First victory for Swiss Cottage tower opponents as Boris Johnson says decision ‘up to council’
PUBLISHED: 17:13 24 July 2014 | UPDATED: 15:26 25 July 2014
Campaigners fighting the construction of a 24-storey tower block in Swiss Cottage were handed what could be a major victory yesterday after the Mayor of London said a decision on the scheme “was a matter for Camden Council”.
Boris Johnson appeared to distance his office from any decision made on the erection of the tower at 100 Avenue Road, allaying fears he was preparing to override the council should it decide to reject the planning application.
Campaigners welcomed the Mayor’s comments as a “defeat for Essential Living” - the developers behind the proposals - but said the “war was not yet won”.
Mr Johnson’s remarks came following a question by Conservative London Assembly Member Andrew Boff on the development.
The Mayor said: “The crucial point to make is that this is a decision for Camden and it is a borough that is not within my control or indeed the conservative party.
“It is up to them [the council] to decide what they want to do.
“I would urge local people who feel strongly about this matter to make representations to them.”
Labour councillors have previously been encouraging residents to write to the Mayor’s office to oppose the scheme, saying this was “where the real power lies”.
But Mr Johnson said the notion that the GLA would definitely be deciding on the scheme was “complete nonsense and a flat out lie”.
He added: “There is a democratic system, everybody knows how the planning process works.
“Camden Council has a responsibility and they must discharge that responsibility.
“If they choose to throw out the scheme it is entirely a matter for them.”
Sarah Gottlieb, of the Save Swiss Cottage campaign group, heralded the comments from the Mayor, adding: “This is proof protest can work.
“We were particularly heartened to hear Boris urging residents in Camden to make representations to the council on the scheme.
“We echo this.
“We’ve won a battle but now we need to go on and win the war.”
But the Mayor did not – and, according to fellow Conservatives, could not – go as far as to say he would not use powers to overrule the council’s decision should they reject the application.
Andrew Dismore, Labour London Assembly Member for Barnet and Camden, asked a number of times for the Mayor to commit to not overruling any decision made by Camden Council.
Mr Dismore said: “I regret to say the Conservative Assembly member raised the planning application in a very party political manner, trying to pin the entire responsibility for the decision on Camden Council.
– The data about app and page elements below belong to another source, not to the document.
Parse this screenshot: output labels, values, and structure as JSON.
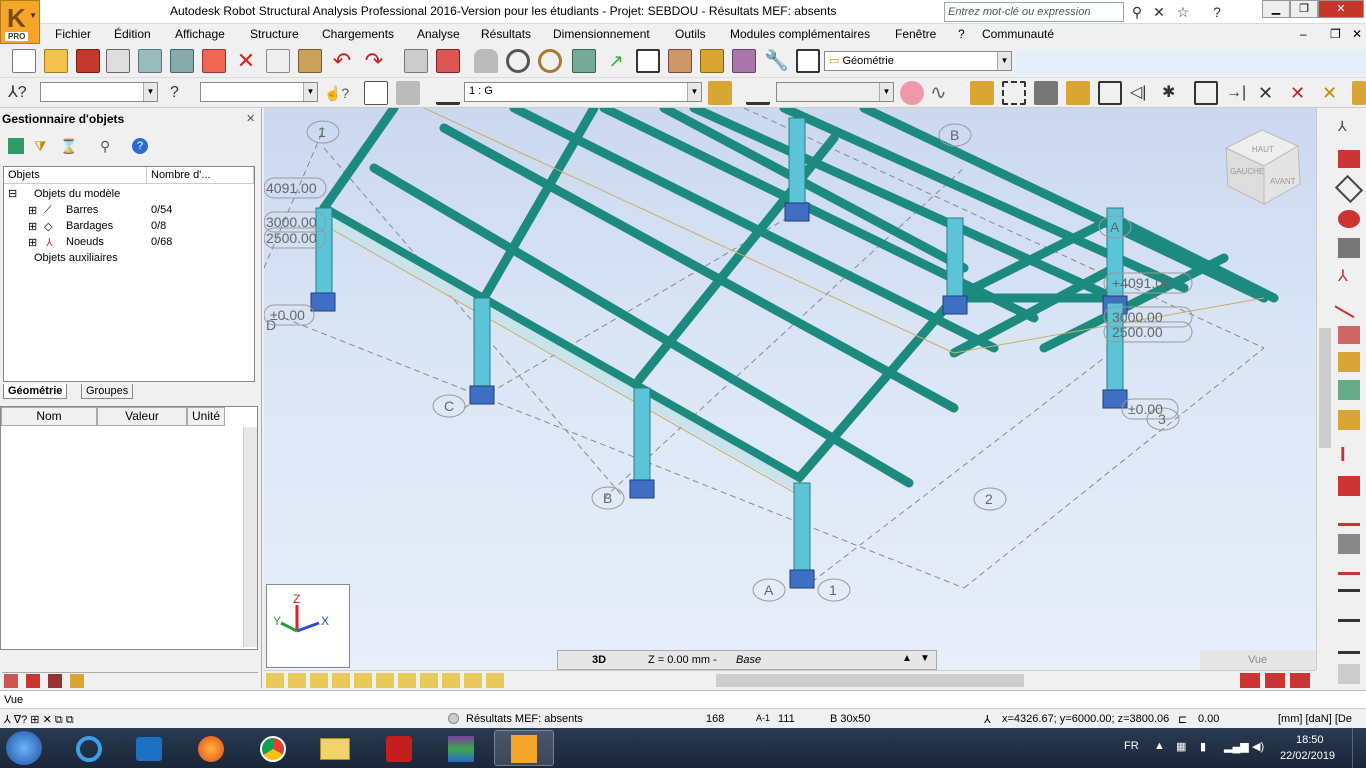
{
  "app": {
    "title": "Autodesk Robot Structural Analysis Professional 2016-Version pour les étudiants - Projet: SEBDOU - Résultats MEF: absents",
    "logo_badge": "PRO",
    "search_placeholder": "Entrez mot-clé ou expression"
  },
  "menu": [
    "Fichier",
    "Édition",
    "Affichage",
    "Structure",
    "Chargements",
    "Analyse",
    "Résultats",
    "Dimensionnement",
    "Outils",
    "Modules complémentaires",
    "Fenêtre",
    "?",
    "Communauté"
  ],
  "toolbar": {
    "layout_select": "Géométrie",
    "case_select": "1 : G"
  },
  "object_manager": {
    "title": "Gestionnaire d'objets",
    "col_objects": "Objets",
    "col_count": "Nombre d'...",
    "root": "Objets du modèle",
    "items": [
      {
        "label": "Barres",
        "count": "0/54"
      },
      {
        "label": "Bardages",
        "count": "0/8"
      },
      {
        "label": "Noeuds",
        "count": "0/68"
      }
    ],
    "aux": "Objets auxiliaires",
    "tabs": [
      "Géométrie",
      "Groupes"
    ],
    "props_cols": [
      "Nom",
      "Valeur",
      "Unité"
    ]
  },
  "viewport": {
    "view_label": "3D",
    "plane_label": "Z = 0.00 mm - ",
    "plane_name": "Base",
    "view_name": "Vue",
    "viewcube": {
      "top": "HAUT",
      "left": "GAUCHE",
      "front": "AVANT"
    },
    "axes": {
      "x": "X",
      "y": "Y",
      "z": "Z"
    },
    "grid_labels": [
      "1",
      "B",
      "A",
      "C",
      "B",
      "2",
      "A",
      "1",
      "D",
      "3"
    ],
    "level_labels": [
      "4091.00",
      "3000.00",
      "2500.00",
      "±0.00",
      "+4091.00",
      "3000.00",
      "2500.00",
      "±0.00"
    ]
  },
  "status": {
    "view_field": "Vue",
    "fem": "Résultats MEF: absents",
    "nodes": "168",
    "bars": "111",
    "section": "B 30x50",
    "coords": "x=4326.67; y=6000.00; z=3800.06",
    "angle": "0.00",
    "units": "[mm] [daN] [De"
  },
  "taskbar": {
    "lang": "FR",
    "time": "18:50",
    "date": "22/02/2019"
  },
  "colors": {
    "steel": "#1f8a80",
    "steel_dark": "#156b63",
    "column": "#56c4d6",
    "base": "#3a6fc4"
  }
}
“When I questioned the Mayor myself, he accepted that he had issued the stage 1 determination, which approved the scheme in principle.
“Whilst he repeatedly asserted the planning application was for Camden to decide, he refused to answer my question, which I put to him five times, as to whether he would undertake not to call in the decision, if Camden were to refuse it.
“It was clear to me from the exchanges therefore, that if Camden were to refuse it, the Mayor would almost certainly overrule their decision - just as he has called in the decision over the Mount Pleasant planning application.
“The only option for those who have concerns about the scheme seems to me to be for Camden to impose the strictest planning conditions it can, and to hope the Mayor does not overrule these.”
But Mr Boff said he was “almost certain” he would not call-in the council’s decision.
“I’d put money on the Mayor leaving the decision up to Camden Council,” he said.
“In his six years of office he has never called in a scheme as small as the Avenue Road development.
“For others to suggest he would call it in is quite ridiculous.
“Let’s be clear - the ball is in Camden Council’s court.
“If it approves the planning application, the tower will get built. If it rejects the application, it won’t.”
The date for the planning application to go before the council was set for July 31.
This has been pushed back to an as-yet unknown date.